Republican pollster Frank Luntz is one of America's most creative and controversial political strategists. His comments at the Republican Governors Association in Florida this week added to that reputation.
Luntz told the governors that GOP politicians are making some big mistakes in discussing the issues in the runup to the 2012 election.
He said that if that the campaign is framed as a contest over who will protect the middle class, "Democrats will win."
Luntz had many prescriptions for Republicans to improve their prospects. He said they should talk about "free enterprise" rather than "capitalism," which isn't as positive a word in the minds of voters. And he said it's unwise to say the government "taxes the rich"; better to tell Americans that government "takes from the rich."
Luntz said, "If you talk about raising taxes on the rich," which President Obama favors, voters think that's a good idea, but "if you talk about government taking the money from hard-working Americans, the public says no."
Luntz's point was that the public is skeptical that the GOP really wants to defend the "middle class." He is urging his party to talk instead about defending "hard-working taxpayers," language which he said Republicans can use with more credibility.

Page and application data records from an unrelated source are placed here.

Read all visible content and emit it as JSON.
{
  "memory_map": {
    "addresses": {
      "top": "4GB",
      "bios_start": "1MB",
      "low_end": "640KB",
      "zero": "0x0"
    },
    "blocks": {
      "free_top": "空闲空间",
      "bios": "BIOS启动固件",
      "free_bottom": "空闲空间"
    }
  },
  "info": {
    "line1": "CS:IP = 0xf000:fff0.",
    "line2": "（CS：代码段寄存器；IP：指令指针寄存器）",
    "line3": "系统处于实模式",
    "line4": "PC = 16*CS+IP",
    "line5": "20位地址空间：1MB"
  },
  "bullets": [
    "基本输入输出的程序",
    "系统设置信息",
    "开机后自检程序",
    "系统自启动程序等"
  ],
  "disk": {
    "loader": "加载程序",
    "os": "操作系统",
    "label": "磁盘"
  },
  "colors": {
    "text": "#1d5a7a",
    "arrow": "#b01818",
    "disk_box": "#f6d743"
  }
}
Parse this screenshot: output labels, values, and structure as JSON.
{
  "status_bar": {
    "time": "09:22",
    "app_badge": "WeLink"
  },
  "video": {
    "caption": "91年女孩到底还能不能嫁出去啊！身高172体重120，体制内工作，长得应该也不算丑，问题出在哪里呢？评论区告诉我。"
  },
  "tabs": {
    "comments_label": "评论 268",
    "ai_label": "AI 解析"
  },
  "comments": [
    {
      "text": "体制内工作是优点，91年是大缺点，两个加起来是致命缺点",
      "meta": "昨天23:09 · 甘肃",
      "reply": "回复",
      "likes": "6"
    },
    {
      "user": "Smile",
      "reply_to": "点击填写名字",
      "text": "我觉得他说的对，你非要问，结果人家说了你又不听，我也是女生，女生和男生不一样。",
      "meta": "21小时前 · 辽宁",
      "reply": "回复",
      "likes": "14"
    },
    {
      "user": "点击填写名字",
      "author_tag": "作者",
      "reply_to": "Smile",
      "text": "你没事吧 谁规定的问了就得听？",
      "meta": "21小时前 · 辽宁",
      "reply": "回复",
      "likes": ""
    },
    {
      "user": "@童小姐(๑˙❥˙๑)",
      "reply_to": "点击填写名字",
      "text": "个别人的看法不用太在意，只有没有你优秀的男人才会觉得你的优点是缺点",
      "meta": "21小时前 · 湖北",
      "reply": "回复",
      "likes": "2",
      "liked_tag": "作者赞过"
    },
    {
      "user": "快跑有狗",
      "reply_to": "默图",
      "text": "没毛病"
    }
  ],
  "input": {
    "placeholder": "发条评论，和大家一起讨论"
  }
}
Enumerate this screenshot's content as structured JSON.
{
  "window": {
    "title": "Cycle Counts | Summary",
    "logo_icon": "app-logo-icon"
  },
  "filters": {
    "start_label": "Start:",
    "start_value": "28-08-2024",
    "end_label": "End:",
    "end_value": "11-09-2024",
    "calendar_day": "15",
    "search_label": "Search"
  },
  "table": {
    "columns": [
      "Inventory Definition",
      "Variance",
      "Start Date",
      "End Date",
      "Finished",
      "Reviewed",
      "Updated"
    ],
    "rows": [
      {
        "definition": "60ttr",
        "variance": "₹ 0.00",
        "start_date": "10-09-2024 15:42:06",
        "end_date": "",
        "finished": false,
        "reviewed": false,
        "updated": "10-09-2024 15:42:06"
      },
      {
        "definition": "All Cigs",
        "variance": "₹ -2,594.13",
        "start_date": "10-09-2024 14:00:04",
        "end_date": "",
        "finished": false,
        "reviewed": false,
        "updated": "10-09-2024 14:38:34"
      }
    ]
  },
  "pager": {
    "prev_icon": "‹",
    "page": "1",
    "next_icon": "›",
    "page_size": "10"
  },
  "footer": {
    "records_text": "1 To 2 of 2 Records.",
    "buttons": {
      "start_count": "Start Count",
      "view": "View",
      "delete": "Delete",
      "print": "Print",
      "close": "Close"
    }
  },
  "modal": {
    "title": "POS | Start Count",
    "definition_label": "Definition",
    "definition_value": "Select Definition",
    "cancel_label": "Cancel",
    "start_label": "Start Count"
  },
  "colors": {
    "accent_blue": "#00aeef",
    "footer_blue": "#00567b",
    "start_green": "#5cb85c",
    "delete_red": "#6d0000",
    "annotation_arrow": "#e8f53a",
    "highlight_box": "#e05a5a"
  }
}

This may seem like minor tinkering with wordplay, and in a way it is. But Luntz is correct to point out that language is crucial in politics. He argues that the Republicans need to improve their narrative if they are to capitalize on the weakness of President Obama and the Democrats in the 2012 election.